Instructions for the task —
Gather the lines from the material that contain "name".
*** Block opens ***
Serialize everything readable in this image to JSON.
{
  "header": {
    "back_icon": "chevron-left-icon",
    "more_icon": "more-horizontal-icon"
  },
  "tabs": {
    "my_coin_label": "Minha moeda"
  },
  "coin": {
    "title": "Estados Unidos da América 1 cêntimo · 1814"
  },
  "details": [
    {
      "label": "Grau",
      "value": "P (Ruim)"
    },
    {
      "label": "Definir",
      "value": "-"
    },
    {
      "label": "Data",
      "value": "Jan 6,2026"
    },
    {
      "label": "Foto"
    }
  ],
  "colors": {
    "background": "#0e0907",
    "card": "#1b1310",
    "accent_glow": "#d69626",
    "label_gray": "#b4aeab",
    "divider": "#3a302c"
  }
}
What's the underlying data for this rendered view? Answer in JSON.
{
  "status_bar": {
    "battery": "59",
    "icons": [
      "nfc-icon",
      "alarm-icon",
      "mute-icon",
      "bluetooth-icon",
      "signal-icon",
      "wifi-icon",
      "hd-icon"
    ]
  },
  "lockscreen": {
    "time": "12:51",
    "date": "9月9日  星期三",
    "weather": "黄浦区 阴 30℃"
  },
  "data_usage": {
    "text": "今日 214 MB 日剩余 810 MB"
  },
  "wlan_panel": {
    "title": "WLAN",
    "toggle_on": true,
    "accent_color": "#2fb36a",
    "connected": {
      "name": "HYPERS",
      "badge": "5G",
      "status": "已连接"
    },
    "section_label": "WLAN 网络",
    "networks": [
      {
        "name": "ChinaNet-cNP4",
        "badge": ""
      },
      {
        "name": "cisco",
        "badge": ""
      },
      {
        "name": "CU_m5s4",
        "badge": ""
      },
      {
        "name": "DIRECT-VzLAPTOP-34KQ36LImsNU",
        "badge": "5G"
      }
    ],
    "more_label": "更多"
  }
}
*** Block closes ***
Written answer —
      "name": "HYPERS",
        "name": "ChinaNet-cNP4",
        "name": "cisco",
        "name": "CU_m5s4",
        "name": "DIRECT-VzLAPTOP-34KQ36LImsNU",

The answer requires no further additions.